Yesterday, I took a trip with some special people in my life to Great Adventure. I haven’t been there in years, but I was really anticipating it. Lately, I’ve found myself having trouble quelling my fears. As much as I am trying to believe that all my needs will be taken care of, I’m still tuning into that little voice that produces the fear of lack. So, I was excited to visit the theme park, because I knew that I would be forced to confront fear. Maybe, it seems strange but it has always worked for me. I’ve been rebellious ever since I can remember. When faced with the meanest roller-coaster, my rebellion gene kicks in and I have to conquer it.
The hardest part of the roller-coaster is the climb to the top. Once I am secured in the seat, the coaster slowly climbs to the top. I can see the ground beneath me. I am looking down on where I’ve been and realizing how far I could drop if something goes wrong. At that point, every fear possible runs through my mind.
“Why did I choose to ride this?”
“Will I make it?”
“Was this the right thing to do?”
As the coaster reaches the top and I know I am about to freefall, I let go. I am committed to enjoying the ride with all it’s twists, turns and loops. I am terrified, but I am exhilarated. Blood is coursing through my veins, my heart is pumping and the adrenaline causes my senses to come alive. In those few moments, the risk was worth it. And when the coaster comes to a stop, and the ride is over, I feel a sense of accomplishment. I have faced and conquered my fears.
We rode several roller-coasters yesterday, but one definitely stands out. The Kingda Ka was a very intimidating roller-coaster. I’m not normally scared of roller-coasters, but I felt my knees knock a little when I stared at this one. The coaster travels at a speed of 128 mph and propels up a track that is 456 feet high. If that doesn’t sound scary, I’m including a picture.
The rebellion within me told me that I had to face it no matter how scared I felt. And I knew that if I could do this then there was nothing to be afraid of. My heart and mind were fighting as we stood in line and even as I strapped myself into the seat. The coaster moved slowly forward and then rested. My tension relaxed for a moment and my mind cleared.
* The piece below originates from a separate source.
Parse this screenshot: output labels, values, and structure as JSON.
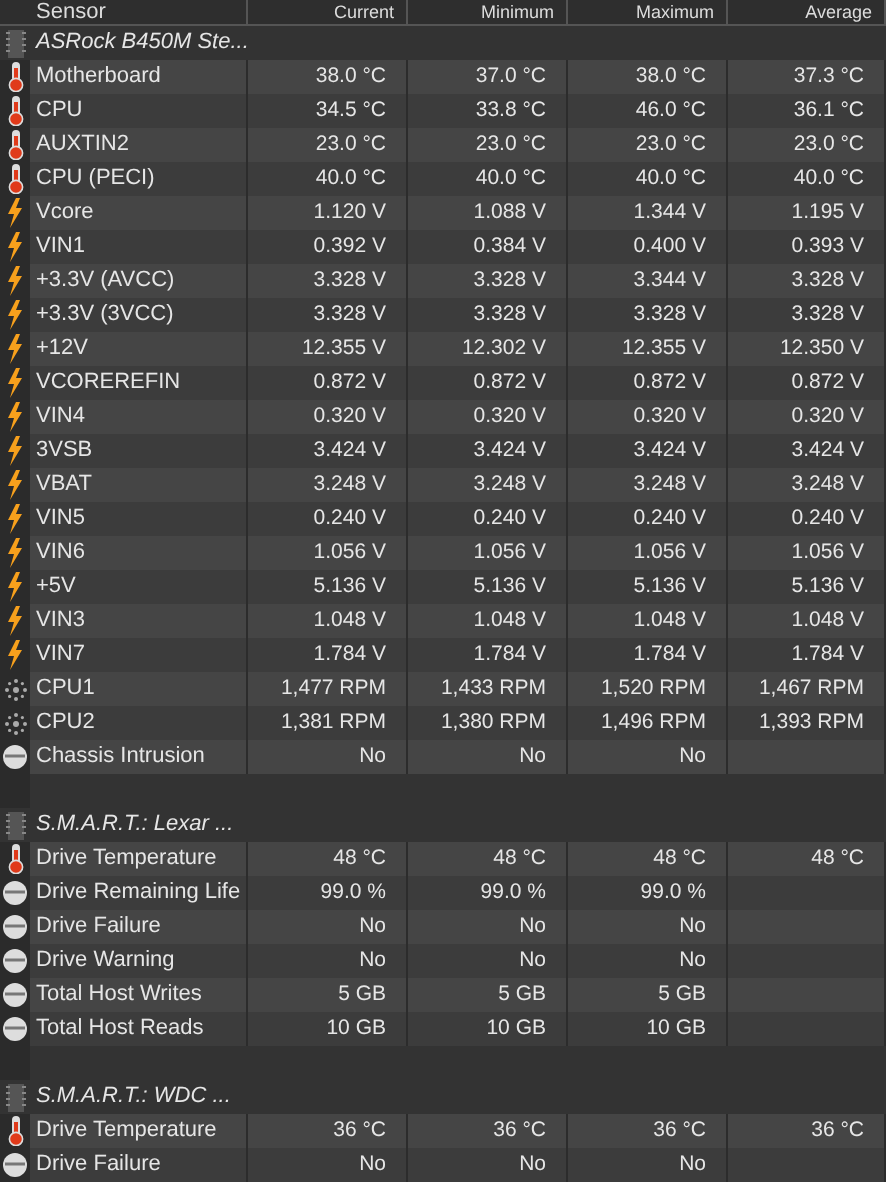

Suddenly, like a rocket, we shot forward and were propelled at such a speed that I didn’t have time to think about what was about to happen. The next thing I knew, my back was forced against the seat and I was staring up at a night sky. Then I was weightless and we arrived at the top, spun upside down and was sent hurtling to the earth. I felt like I had just jumped off a building. As, the coaster continued, I let go. I wasn’t in control and I didn’t care. I trusted that I would be okay because I had to be.
The magical part was that when it all ended, I was sitting next to someone that willingly took the ride with me. We faced our fears together and we took the risk. In the end, we arrived back at the station and we were laughing hysterically. We were screaming, clapping and ecstatic. In my heart, I knew he didn’t have to ride with me. He had every right to sit this ride out, but he faced every challenge that day with me. He’s faced every challenge with me.
It’s amazing what a rollercoaster can do to renew your faith. Life and love is very much like a roller-coaster. You decide when and which roller-coaster you want to be apart of. But, there will be ups and downs. I guess it is all in how you look at it. If you stare at those twists and tell yourself that it will kill you, then you will probably will cry. If you look at those turns and tell yourself that you will enjoy it and it will make you stronger, then you might grow to love it. If you never get on the ride, then you miss out all together.
“Courage is resistance to fear, mastery of fear, not absence of fear.” – Mark Twain.
Choose to ride, my friends!